An exact copy of the records below is needed, with every picture left out.
──────── DATA LISTING
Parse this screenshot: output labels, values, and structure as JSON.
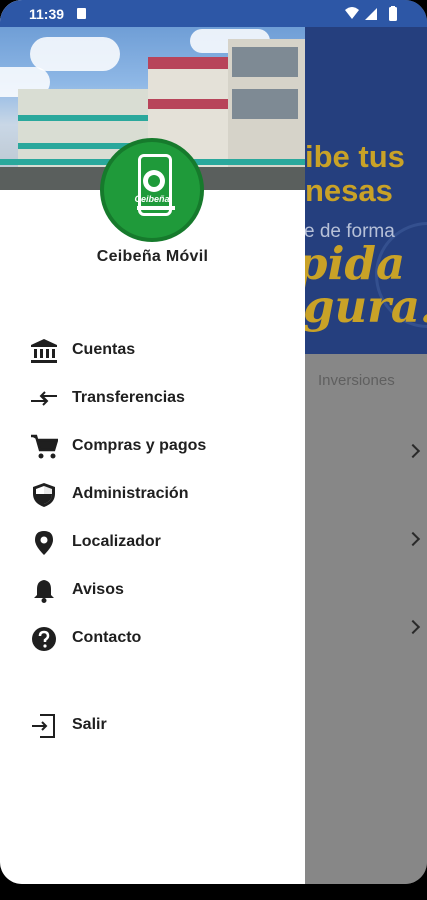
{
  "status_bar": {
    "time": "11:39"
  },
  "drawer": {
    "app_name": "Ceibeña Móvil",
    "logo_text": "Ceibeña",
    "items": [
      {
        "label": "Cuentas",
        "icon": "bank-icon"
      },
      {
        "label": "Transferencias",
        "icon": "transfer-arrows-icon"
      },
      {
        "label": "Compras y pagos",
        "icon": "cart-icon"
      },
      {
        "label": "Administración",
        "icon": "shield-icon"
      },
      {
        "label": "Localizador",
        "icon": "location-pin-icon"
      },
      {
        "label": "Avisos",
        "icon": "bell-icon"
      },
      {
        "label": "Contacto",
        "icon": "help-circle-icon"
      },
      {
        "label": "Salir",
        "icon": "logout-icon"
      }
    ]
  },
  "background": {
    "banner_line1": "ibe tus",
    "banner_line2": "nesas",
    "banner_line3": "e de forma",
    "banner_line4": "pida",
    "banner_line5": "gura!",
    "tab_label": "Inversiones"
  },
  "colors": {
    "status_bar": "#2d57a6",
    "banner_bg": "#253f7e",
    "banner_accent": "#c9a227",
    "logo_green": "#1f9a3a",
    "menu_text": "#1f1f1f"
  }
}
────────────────
**RESULT OF THE EXERCISE:**
Parse this screenshot: output labels, values, and structure as JSON.
{
  "status_bar": {
    "time": "11:39"
  },
  "drawer": {
    "app_name": "Ceibeña Móvil",
    "logo_text": "Ceibeña",
    "items": [
      {
        "label": "Cuentas",
        "icon": "bank-icon"
      },
      {
        "label": "Transferencias",
        "icon": "transfer-arrows-icon"
      },
      {
        "label": "Compras y pagos",
        "icon": "cart-icon"
      },
      {
        "label": "Administración",
        "icon": "shield-icon"
      },
      {
        "label": "Localizador",
        "icon": "location-pin-icon"
      },
      {
        "label": "Avisos",
        "icon": "bell-icon"
      },
      {
        "label": "Contacto",
        "icon": "help-circle-icon"
      },
      {
        "label": "Salir",
        "icon": "logout-icon"
      }
    ]
  },
  "background": {
    "banner_line1": "ibe tus",
    "banner_line2": "nesas",
    "banner_line3": "e de forma",
    "banner_line4": "pida",
    "banner_line5": "gura!",
    "tab_label": "Inversiones"
  },
  "colors": {
    "status_bar": "#2d57a6",
    "banner_bg": "#253f7e",
    "banner_accent": "#c9a227",
    "logo_green": "#1f9a3a",
    "menu_text": "#1f1f1f"
  }
}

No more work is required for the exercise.